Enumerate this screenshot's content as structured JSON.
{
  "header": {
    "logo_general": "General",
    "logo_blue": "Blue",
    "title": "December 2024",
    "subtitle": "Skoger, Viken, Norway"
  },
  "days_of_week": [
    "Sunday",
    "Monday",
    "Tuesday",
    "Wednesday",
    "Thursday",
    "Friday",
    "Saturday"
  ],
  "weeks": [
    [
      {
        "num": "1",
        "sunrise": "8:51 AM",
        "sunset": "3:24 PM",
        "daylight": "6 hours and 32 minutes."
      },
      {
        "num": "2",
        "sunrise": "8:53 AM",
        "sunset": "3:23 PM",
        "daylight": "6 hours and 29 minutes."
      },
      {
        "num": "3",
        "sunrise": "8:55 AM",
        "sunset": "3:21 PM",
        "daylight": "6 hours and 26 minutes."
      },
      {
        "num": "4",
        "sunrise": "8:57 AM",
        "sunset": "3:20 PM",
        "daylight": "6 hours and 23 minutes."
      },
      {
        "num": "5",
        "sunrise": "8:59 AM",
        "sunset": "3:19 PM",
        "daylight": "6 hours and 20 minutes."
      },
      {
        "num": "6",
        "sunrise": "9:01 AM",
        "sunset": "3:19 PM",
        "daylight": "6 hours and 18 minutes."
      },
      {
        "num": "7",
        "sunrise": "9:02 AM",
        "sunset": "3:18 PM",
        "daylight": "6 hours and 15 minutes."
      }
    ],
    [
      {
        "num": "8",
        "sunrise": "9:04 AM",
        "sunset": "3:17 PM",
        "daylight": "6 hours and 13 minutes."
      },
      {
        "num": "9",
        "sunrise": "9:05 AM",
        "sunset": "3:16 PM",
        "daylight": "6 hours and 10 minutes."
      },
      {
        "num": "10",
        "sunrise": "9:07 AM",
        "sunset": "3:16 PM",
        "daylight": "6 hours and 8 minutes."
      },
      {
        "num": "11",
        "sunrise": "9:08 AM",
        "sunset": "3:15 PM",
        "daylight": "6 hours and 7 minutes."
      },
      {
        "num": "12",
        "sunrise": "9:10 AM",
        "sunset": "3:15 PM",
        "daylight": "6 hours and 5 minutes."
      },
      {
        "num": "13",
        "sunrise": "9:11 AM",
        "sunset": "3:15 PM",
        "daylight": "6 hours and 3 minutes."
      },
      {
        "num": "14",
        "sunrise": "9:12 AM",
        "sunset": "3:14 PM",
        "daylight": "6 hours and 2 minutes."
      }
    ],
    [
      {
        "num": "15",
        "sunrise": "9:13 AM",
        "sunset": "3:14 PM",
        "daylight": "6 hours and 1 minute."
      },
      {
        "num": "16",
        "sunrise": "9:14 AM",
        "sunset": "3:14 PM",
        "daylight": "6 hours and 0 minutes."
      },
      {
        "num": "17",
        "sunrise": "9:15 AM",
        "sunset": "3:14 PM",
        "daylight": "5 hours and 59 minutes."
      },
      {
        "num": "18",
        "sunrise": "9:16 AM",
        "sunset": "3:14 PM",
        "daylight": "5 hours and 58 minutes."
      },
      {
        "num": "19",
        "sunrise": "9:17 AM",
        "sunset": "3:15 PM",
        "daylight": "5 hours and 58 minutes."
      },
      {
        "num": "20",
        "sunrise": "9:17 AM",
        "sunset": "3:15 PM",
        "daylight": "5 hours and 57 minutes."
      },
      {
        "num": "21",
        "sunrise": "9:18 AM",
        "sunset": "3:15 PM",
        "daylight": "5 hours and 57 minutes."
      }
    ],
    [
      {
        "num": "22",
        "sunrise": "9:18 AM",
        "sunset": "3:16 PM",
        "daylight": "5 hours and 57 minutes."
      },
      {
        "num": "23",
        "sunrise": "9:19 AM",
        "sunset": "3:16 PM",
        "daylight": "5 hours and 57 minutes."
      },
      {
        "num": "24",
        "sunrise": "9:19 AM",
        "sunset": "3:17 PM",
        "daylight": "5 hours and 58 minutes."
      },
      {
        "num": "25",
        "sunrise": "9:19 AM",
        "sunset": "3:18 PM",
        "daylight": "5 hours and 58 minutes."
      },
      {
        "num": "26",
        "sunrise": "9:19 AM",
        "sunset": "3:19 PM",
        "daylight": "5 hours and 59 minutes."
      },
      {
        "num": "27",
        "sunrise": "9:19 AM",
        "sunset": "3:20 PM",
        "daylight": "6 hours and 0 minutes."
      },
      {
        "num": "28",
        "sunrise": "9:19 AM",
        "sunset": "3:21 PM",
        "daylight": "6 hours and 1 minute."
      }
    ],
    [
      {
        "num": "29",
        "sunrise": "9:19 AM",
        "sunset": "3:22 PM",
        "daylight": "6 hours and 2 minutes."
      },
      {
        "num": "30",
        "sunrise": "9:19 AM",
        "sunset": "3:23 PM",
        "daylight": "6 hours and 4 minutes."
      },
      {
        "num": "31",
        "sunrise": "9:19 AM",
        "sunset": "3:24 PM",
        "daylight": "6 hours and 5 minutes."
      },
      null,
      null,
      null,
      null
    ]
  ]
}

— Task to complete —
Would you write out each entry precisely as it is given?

— Response below —
Enumerate this screenshot's content as structured JSON.
{
  "header": {
    "logo_general": "General",
    "logo_blue": "Blue",
    "title": "December 2024",
    "subtitle": "Skoger, Viken, Norway"
  },
  "days_of_week": [
    "Sunday",
    "Monday",
    "Tuesday",
    "Wednesday",
    "Thursday",
    "Friday",
    "Saturday"
  ],
  "weeks": [
    [
      {
        "num": "1",
        "sunrise": "8:51 AM",
        "sunset": "3:24 PM",
        "daylight": "6 hours and 32 minutes."
      },
      {
        "num": "2",
        "sunrise": "8:53 AM",
        "sunset": "3:23 PM",
        "daylight": "6 hours and 29 minutes."
      },
      {
        "num": "3",
        "sunrise": "8:55 AM",
        "sunset": "3:21 PM",
        "daylight": "6 hours and 26 minutes."
      },
      {
        "num": "4",
        "sunrise": "8:57 AM",
        "sunset": "3:20 PM",
        "daylight": "6 hours and 23 minutes."
      },
      {
        "num": "5",
        "sunrise": "8:59 AM",
        "sunset": "3:19 PM",
        "daylight": "6 hours and 20 minutes."
      },
      {
        "num": "6",
        "sunrise": "9:01 AM",
        "sunset": "3:19 PM",
        "daylight": "6 hours and 18 minutes."
      },
      {
        "num": "7",
        "sunrise": "9:02 AM",
        "sunset": "3:18 PM",
        "daylight": "6 hours and 15 minutes."
      }
    ],
    [
      {
        "num": "8",
        "sunrise": "9:04 AM",
        "sunset": "3:17 PM",
        "daylight": "6 hours and 13 minutes."
      },
      {
        "num": "9",
        "sunrise": "9:05 AM",
        "sunset": "3:16 PM",
        "daylight": "6 hours and 10 minutes."
      },
      {
        "num": "10",
        "sunrise": "9:07 AM",
        "sunset": "3:16 PM",
        "daylight": "6 hours and 8 minutes."
      },
      {
        "num": "11",
        "sunrise": "9:08 AM",
        "sunset": "3:15 PM",
        "daylight": "6 hours and 7 minutes."
      },
      {
        "num": "12",
        "sunrise": "9:10 AM",
        "sunset": "3:15 PM",
        "daylight": "6 hours and 5 minutes."
      },
      {
        "num": "13",
        "sunrise": "9:11 AM",
        "sunset": "3:15 PM",
        "daylight": "6 hours and 3 minutes."
      },
      {
        "num": "14",
        "sunrise": "9:12 AM",
        "sunset": "3:14 PM",
        "daylight": "6 hours and 2 minutes."
      }
    ],
    [
      {
        "num": "15",
        "sunrise": "9:13 AM",
        "sunset": "3:14 PM",
        "daylight": "6 hours and 1 minute."
      },
      {
        "num": "16",
        "sunrise": "9:14 AM",
        "sunset": "3:14 PM",
        "daylight": "6 hours and 0 minutes."
      },
      {
        "num": "17",
        "sunrise": "9:15 AM",
        "sunset": "3:14 PM",
        "daylight": "5 hours and 59 minutes."
      },
      {
        "num": "18",
        "sunrise": "9:16 AM",
        "sunset": "3:14 PM",
        "daylight": "5 hours and 58 minutes."
      },
      {
        "num": "19",
        "sunrise": "9:17 AM",
        "sunset": "3:15 PM",
        "daylight": "5 hours and 58 minutes."
      },
      {
        "num": "20",
        "sunrise": "9:17 AM",
        "sunset": "3:15 PM",
        "daylight": "5 hours and 57 minutes."
      },
      {
        "num": "21",
        "sunrise": "9:18 AM",
        "sunset": "3:15 PM",
        "daylight": "5 hours and 57 minutes."
      }
    ],
    [
      {
        "num": "22",
        "sunrise": "9:18 AM",
        "sunset": "3:16 PM",
        "daylight": "5 hours and 57 minutes."
      },
      {
        "num": "23",
        "sunrise": "9:19 AM",
        "sunset": "3:16 PM",
        "daylight": "5 hours and 57 minutes."
      },
      {
        "num": "24",
        "sunrise": "9:19 AM",
        "sunset": "3:17 PM",
        "daylight": "5 hours and 58 minutes."
      },
      {
        "num": "25",
        "sunrise": "9:19 AM",
        "sunset": "3:18 PM",
        "daylight": "5 hours and 58 minutes."
      },
      {
        "num": "26",
        "sunrise": "9:19 AM",
        "sunset": "3:19 PM",
        "daylight": "5 hours and 59 minutes."
      },
      {
        "num": "27",
        "sunrise": "9:19 AM",
        "sunset": "3:20 PM",
        "daylight": "6 hours and 0 minutes."
      },
      {
        "num": "28",
        "sunrise": "9:19 AM",
        "sunset": "3:21 PM",
        "daylight": "6 hours and 1 minute."
      }
    ],
    [
      {
        "num": "29",
        "sunrise": "9:19 AM",
        "sunset": "3:22 PM",
        "daylight": "6 hours and 2 minutes."
      },
      {
        "num": "30",
        "sunrise": "9:19 AM",
        "sunset": "3:23 PM",
        "daylight": "6 hours and 4 minutes."
      },
      {
        "num": "31",
        "sunrise": "9:19 AM",
        "sunset": "3:24 PM",
        "daylight": "6 hours and 5 minutes."
      },
      null,
      null,
      null,
      null
    ]
  ]
}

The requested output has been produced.